A power surge at the NCBI data center and subsequent downtime for a critical disk storage system led to a nearly two-week delay in the delivery of the data files for GenBank 240.0. There were no data losses, and public-facing systems remained available. However, between the direct impacts of the outage and subsequent efforts to resume processing pipelines, the GenBank release timeline was significantly pushed back. Our apologies for the delay!

Upcoming Changes

New /ncRNA_class value : circRNA

  • The allowed values for the /ncRNA_class qualifier have been extended to include “circRNA”, for circular RNA molecules. This change will not appear until (or after) GenBank Release 242.0 in February 2021.

New /circular_RNA qualifier

  • Complementing the new “circRNA” ncRNA class, a new qualifier will be introduced in (or after) GenBank Release 242.0 in February 2021.

Additional Information

For downloading purposes, please keep in mind that the uncompressed GenBank Release 240.0 sequence data flatfiles require roughly 1,524 GB. The ASN.1 data files require approximately 958 GB.
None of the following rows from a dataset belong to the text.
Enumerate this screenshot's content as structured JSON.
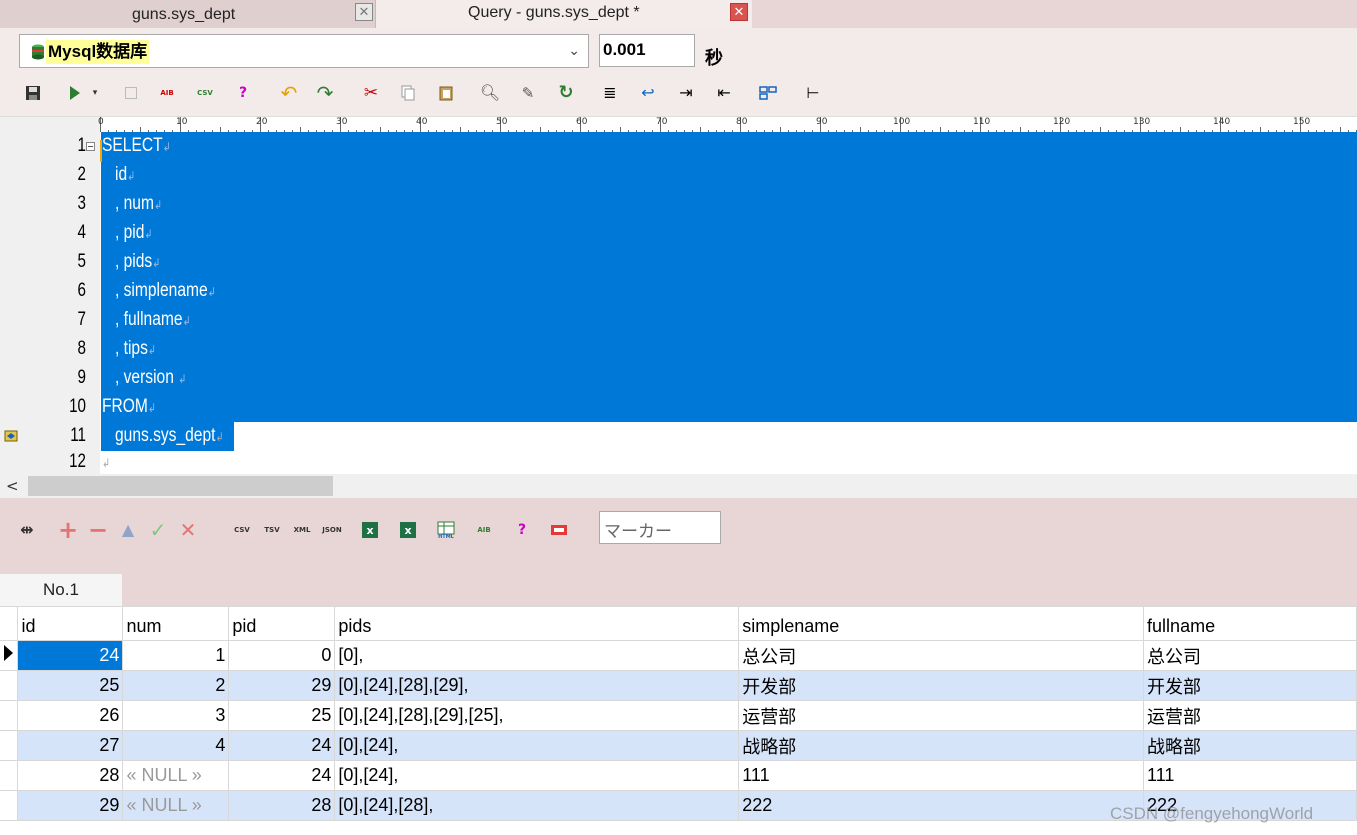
{
  "tabs": [
    {
      "label": "guns.sys_dept",
      "active": false
    },
    {
      "label": "Query - guns.sys_dept *",
      "active": true
    }
  ],
  "connection": {
    "database": "Mysql数据库",
    "exec_time": "0.001",
    "time_unit": "秒"
  },
  "toolbar_icons": [
    "save-icon",
    "run-icon",
    "stop-icon",
    "export-aib-icon",
    "export-csv-icon",
    "help-query-icon",
    "undo-icon",
    "redo-icon",
    "cut-icon",
    "copy-icon",
    "paste-icon",
    "find-icon",
    "replace-icon",
    "goto-icon",
    "align-left-icon",
    "wrap-icon",
    "indent-icon",
    "outdent-icon",
    "layout-icon",
    "tree-icon"
  ],
  "ruler": {
    "labels": [
      "0",
      "10",
      "20",
      "30",
      "40",
      "50",
      "60",
      "70",
      "80",
      "90",
      "100",
      "110",
      "120",
      "130",
      "140",
      "150"
    ]
  },
  "editor": {
    "lines": [
      {
        "num": "1",
        "code": "SELECT"
      },
      {
        "num": "2",
        "code": "   id"
      },
      {
        "num": "3",
        "code": "   , num"
      },
      {
        "num": "4",
        "code": "   , pid"
      },
      {
        "num": "5",
        "code": "   , pids"
      },
      {
        "num": "6",
        "code": "   , simplename"
      },
      {
        "num": "7",
        "code": "   , fullname"
      },
      {
        "num": "8",
        "code": "   , tips"
      },
      {
        "num": "9",
        "code": "   , version "
      },
      {
        "num": "10",
        "code": "FROM"
      },
      {
        "num": "11",
        "code": "   guns.sys_dept"
      },
      {
        "num": "12",
        "code": ""
      }
    ]
  },
  "grid_toolbar": {
    "marker_placeholder": "マーカー"
  },
  "result_tab": "No.1",
  "grid": {
    "columns": [
      "id",
      "num",
      "pid",
      "pids",
      "simplename",
      "fullname"
    ],
    "rows": [
      [
        "24",
        "1",
        "0",
        "[0],",
        "总公司",
        "总公司"
      ],
      [
        "25",
        "2",
        "29",
        "[0],[24],[28],[29],",
        "开发部",
        "开发部"
      ],
      [
        "26",
        "3",
        "25",
        "[0],[24],[28],[29],[25],",
        "运营部",
        "运营部"
      ],
      [
        "27",
        "4",
        "24",
        "[0],[24],",
        "战略部",
        "战略部"
      ],
      [
        "28",
        "« NULL »",
        "24",
        "[0],[24],",
        "111",
        "111"
      ],
      [
        "29",
        "« NULL »",
        "28",
        "[0],[24],[28],",
        "222",
        "222"
      ]
    ]
  },
  "watermark": "CSDN @fengyehongWorld",
  "colors": {
    "selection": "#0078d7",
    "alt_row": "#d6e4fa",
    "chrome": "#e8d6d6"
  }
}
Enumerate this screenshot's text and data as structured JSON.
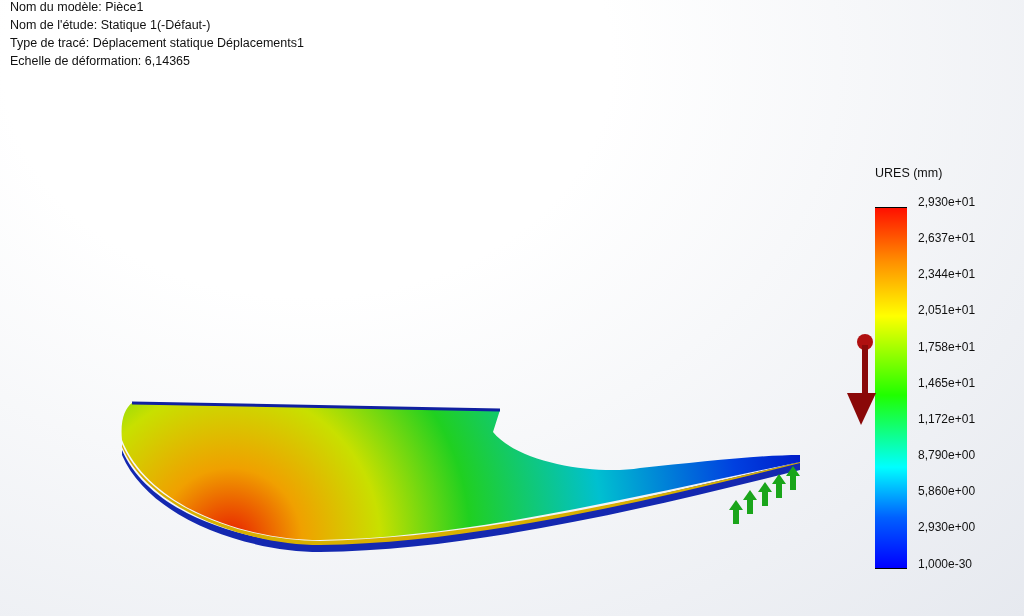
{
  "plot_info": [
    "Nom du modèle: Pièce1",
    "Nom de l'étude: Statique 1(-Défaut-)",
    "Type de tracé: Déplacement statique Déplacements1",
    "Echelle de déformation: 6,14365"
  ],
  "legend": {
    "title": "URES (mm)",
    "labels": [
      "2,930e+01",
      "2,637e+01",
      "2,344e+01",
      "2,051e+01",
      "1,758e+01",
      "1,465e+01",
      "1,172e+01",
      "8,790e+00",
      "5,860e+00",
      "2,930e+00",
      "1,000e-30"
    ]
  }
}
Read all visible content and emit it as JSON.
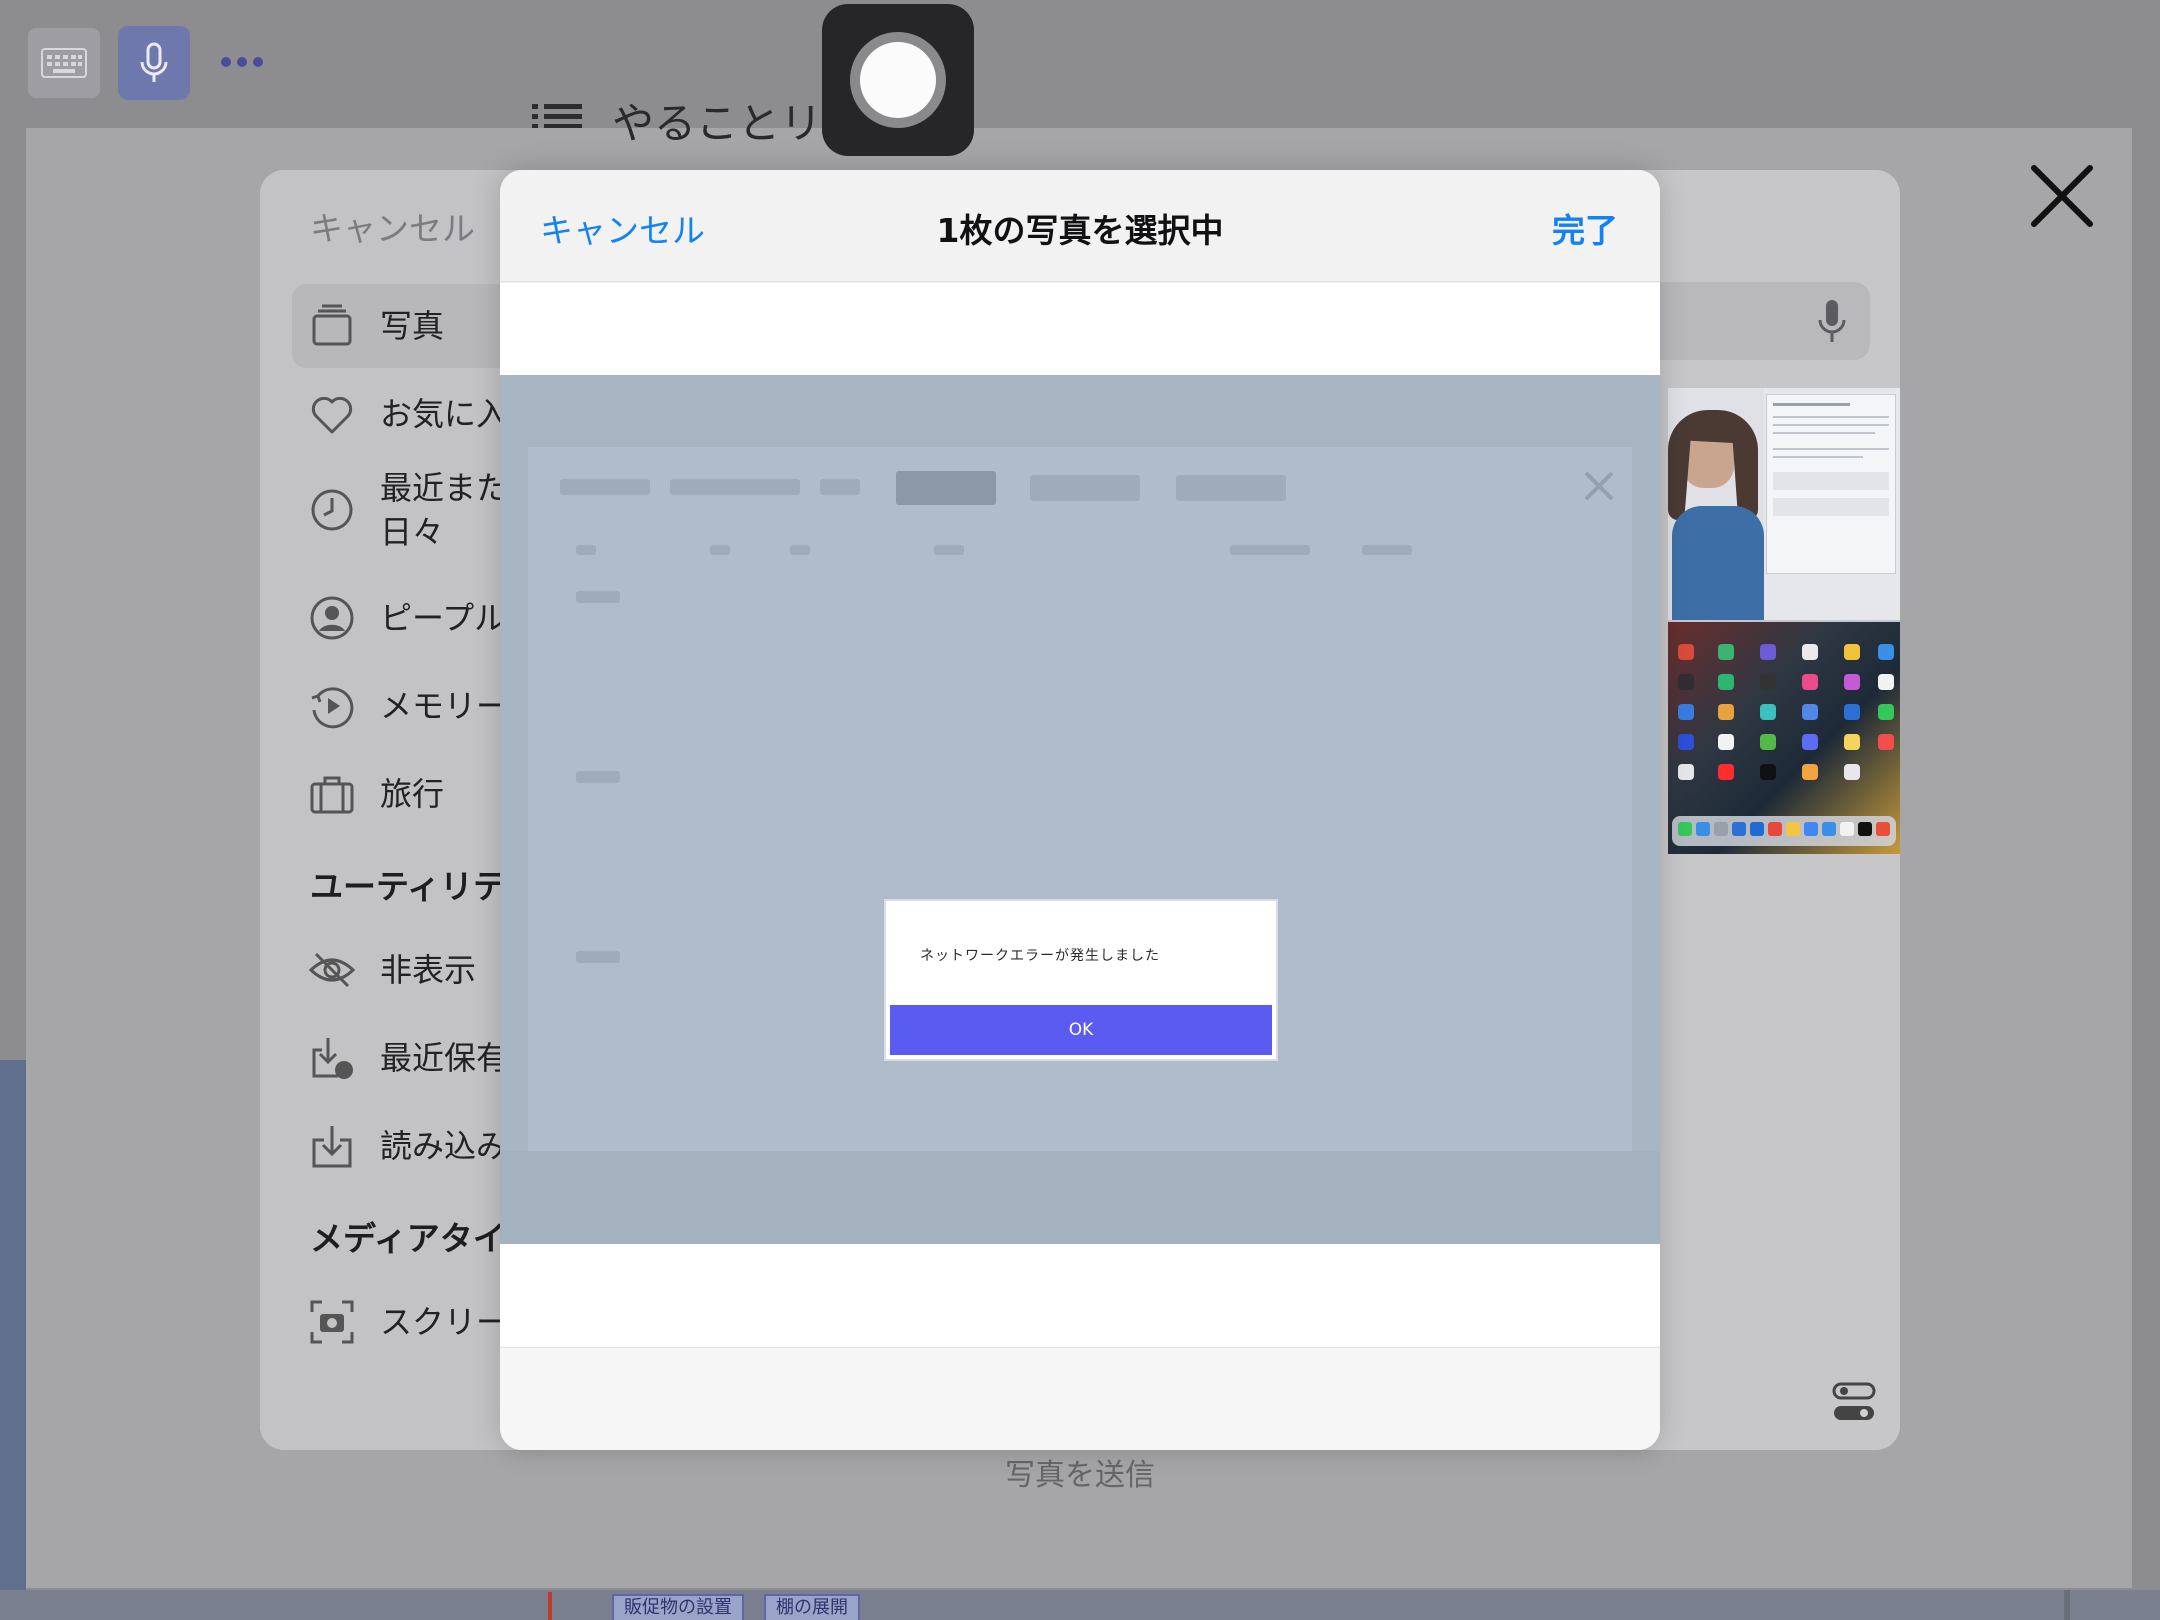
{
  "background_app": {
    "title": "やることリスト",
    "send_photo_label": "写真を送信",
    "bottom_chips": [
      "販促物の設置",
      "棚の展開"
    ]
  },
  "photo_picker": {
    "cancel_label": "キャンセル",
    "sidebar": {
      "items": [
        {
          "label": "写真",
          "icon": "photos-stack-icon"
        },
        {
          "label": "お気に入",
          "icon": "heart-icon"
        },
        {
          "label": "最近また",
          "label2": "日々",
          "icon": "clock-icon"
        },
        {
          "label": "ピープル",
          "icon": "person-icon"
        },
        {
          "label": "メモリー",
          "icon": "memories-play-icon"
        },
        {
          "label": "旅行",
          "icon": "suitcase-icon"
        }
      ],
      "section_utilities": "ユーティリテ",
      "utility_items": [
        {
          "label": "非表示",
          "icon": "eye-slash-icon"
        },
        {
          "label": "最近保有",
          "icon": "recently-saved-icon"
        },
        {
          "label": "読み込み",
          "icon": "import-icon"
        }
      ],
      "section_media": "メディアタイ",
      "media_items": [
        {
          "label": "スクリー",
          "icon": "screenshot-icon"
        }
      ]
    }
  },
  "dialog": {
    "cancel_label": "キャンセル",
    "title": "1枚の写真を選択中",
    "done_label": "完了"
  },
  "alert": {
    "message": "ネットワークエラーが発生しました",
    "ok_label": "OK"
  },
  "colors": {
    "ios_blue": "#1482f0",
    "alert_button": "#5a5bf0",
    "record_button": "#262628"
  }
}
More information about GenBank release 240.0 is available in the release notes, as well as in the README files in the genbank and ASN.1 (ncbi-asn1) directories on FTP.